YOUR GOAL >> Each line of the records that includes "drive" should be found and copied.

DATA SHOWN >>
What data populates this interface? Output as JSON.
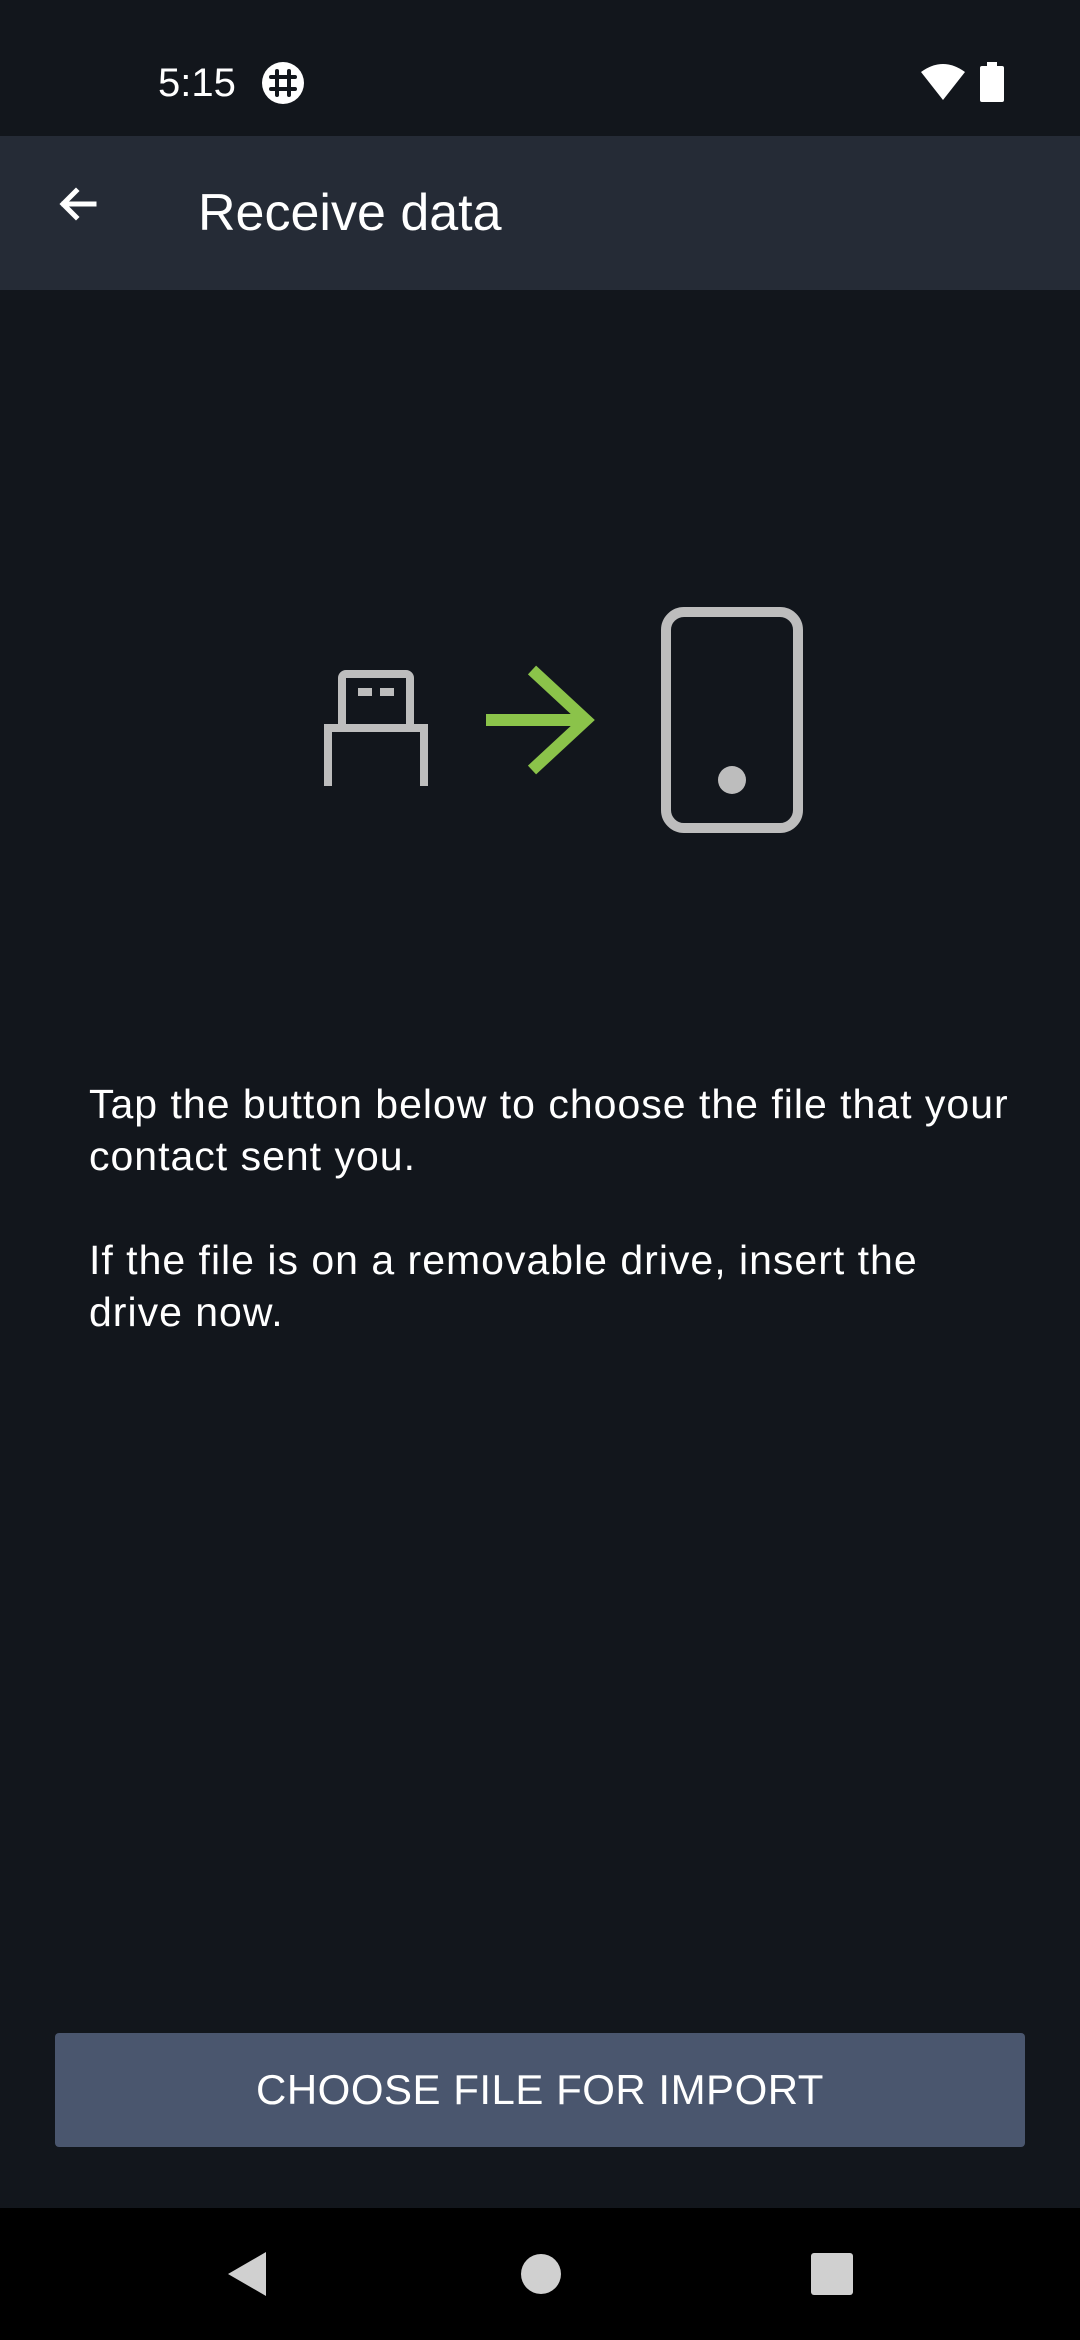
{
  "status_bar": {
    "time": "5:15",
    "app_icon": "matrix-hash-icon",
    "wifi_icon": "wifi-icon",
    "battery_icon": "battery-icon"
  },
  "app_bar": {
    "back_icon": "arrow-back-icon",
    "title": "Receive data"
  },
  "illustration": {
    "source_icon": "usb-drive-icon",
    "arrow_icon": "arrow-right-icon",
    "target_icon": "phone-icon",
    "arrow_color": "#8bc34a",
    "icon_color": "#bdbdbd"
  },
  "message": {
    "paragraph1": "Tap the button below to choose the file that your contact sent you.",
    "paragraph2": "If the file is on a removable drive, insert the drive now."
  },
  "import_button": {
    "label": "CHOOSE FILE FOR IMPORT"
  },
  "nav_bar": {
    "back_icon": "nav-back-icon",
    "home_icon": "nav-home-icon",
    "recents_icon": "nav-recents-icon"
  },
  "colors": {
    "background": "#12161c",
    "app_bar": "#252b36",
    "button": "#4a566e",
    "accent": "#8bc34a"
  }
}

EXERCISE RESPONSE >>
    "source_icon": "usb-drive-icon",
    "paragraph2": "If the file is on a removable drive, insert the drive now."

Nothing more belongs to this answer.